JAPAN CUTS 2010 screened its final film on July 16th and the numbers are in: over 5,500 tickets were sold, resulting in a record attendance in the four years Japan Society has produced the JAPAN CUTS film festival!
A number of films seem to have struck chords with audiences and critics alike. Twitch praised Parade’s “unsettling” tone and the “uniformly excellent” cast. Cinema Strikes Back loved One Million Yen Girl, and thought that writer-director Yuki Tanada’s work “hit all the right notes.” The Village Voice found Bare Essence of Life to be “unpredictable and occasionally astonishing.” Blogger J B Spins admired Zero Focus’ “lush production” and praises it as “an emotionally complex thriller that holds together quite well.” This Week in New York called out Dear Doctor as a “warm, tenderhearted film.” In regards to Confessions , whose two screenings were both sold out, Reel Talk says “Whatever the plot’s truth, of murder or revenge, Confessions crafts a chilling hundred-three minutes.”
A number of special events happened during JAPAN CUTS’ two-and-a-half weeks as well. Katie’s Japan Files reports from the Q&A with director Isao Yukisada and actor Tatsuya Fujiwara, after a screening of Parade. Cinema Knife Fight has a lengthy post from the Sushi Typhoon Party following the premiere of Mutant Girl’s Squad. In addition, Japan Society Film Program’s Tumblr has great wrap-ups of the films screened, with rare artwork and stills and insider photos from special events.
Kenichi Matsuyama in Bare Essence of Life
Samuel Jamier, chief film curator at Japan Society, predicts another big year for JAPAN CUTS in 2011. He wants to keep the focus on thoughtful, creative commercial films from innovative directors like Confessions’ Tetsuya Nakashima and One Million Yen Girl’s Yuki Tanada. Films based on original stories with strong scripts are a priority. He discusses in greater detail in a fantastic VCinema post-fest interview.
Female filmmakers will likely continue to make a strong showing. "There's definitely more visibility," Samuel told The Walls Street Journal about 2010's lineup, "and even when there isn't a female director, a lot of these films focus on dominant female roles." This year JAPAN CUTS showed new films from Tanada, Miwa Nishikawa (Dear Doctor) and Satoko Yokohama (Bare Essence of Life). These directors’ films have a fresh perspective on their respective genres and showcase the emergent and indelible power and skill of women making movies in Japan today.

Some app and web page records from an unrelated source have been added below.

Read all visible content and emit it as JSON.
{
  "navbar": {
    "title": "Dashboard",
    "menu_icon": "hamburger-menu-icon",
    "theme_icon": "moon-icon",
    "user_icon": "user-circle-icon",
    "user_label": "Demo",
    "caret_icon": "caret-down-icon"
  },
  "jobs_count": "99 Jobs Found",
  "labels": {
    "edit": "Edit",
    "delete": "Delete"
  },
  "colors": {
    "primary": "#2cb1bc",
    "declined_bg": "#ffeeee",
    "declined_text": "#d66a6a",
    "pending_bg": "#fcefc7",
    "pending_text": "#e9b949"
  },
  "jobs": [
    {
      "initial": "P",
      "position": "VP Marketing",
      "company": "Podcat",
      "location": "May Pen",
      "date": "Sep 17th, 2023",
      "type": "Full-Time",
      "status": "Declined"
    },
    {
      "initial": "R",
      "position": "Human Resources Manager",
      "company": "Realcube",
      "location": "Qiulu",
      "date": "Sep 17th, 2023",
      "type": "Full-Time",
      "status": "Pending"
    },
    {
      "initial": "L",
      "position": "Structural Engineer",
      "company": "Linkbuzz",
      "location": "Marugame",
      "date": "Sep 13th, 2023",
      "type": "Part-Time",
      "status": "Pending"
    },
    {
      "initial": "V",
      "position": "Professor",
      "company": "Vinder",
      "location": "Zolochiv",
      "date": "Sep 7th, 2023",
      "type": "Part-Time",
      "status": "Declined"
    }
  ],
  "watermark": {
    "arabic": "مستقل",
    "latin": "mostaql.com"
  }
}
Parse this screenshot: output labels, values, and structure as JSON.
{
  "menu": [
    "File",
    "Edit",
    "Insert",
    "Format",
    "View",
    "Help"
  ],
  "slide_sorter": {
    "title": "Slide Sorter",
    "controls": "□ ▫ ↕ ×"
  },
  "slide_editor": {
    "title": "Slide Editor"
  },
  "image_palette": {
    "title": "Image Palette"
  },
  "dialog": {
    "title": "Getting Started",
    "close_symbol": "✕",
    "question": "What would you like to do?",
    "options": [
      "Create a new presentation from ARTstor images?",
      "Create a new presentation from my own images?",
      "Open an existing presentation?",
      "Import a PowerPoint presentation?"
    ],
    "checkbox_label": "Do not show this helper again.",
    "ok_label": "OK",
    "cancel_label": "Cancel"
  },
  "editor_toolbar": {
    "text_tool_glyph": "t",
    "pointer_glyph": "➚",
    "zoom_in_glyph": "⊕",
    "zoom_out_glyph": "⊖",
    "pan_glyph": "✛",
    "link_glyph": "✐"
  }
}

One trend that does not seem to be happening in Japan, however, is 3D. Of course, in the U.S. we’re all about the 3D, but in Japan, the only major 3D film over the next year will be a digital re-release of the 2000 Tatsuya Fujiwara starrer Battle Royale.
Whatever the future of Japanese Cinema holds, one thing is certain. You will catch the best of it next year at JAPAN CUTS 2011!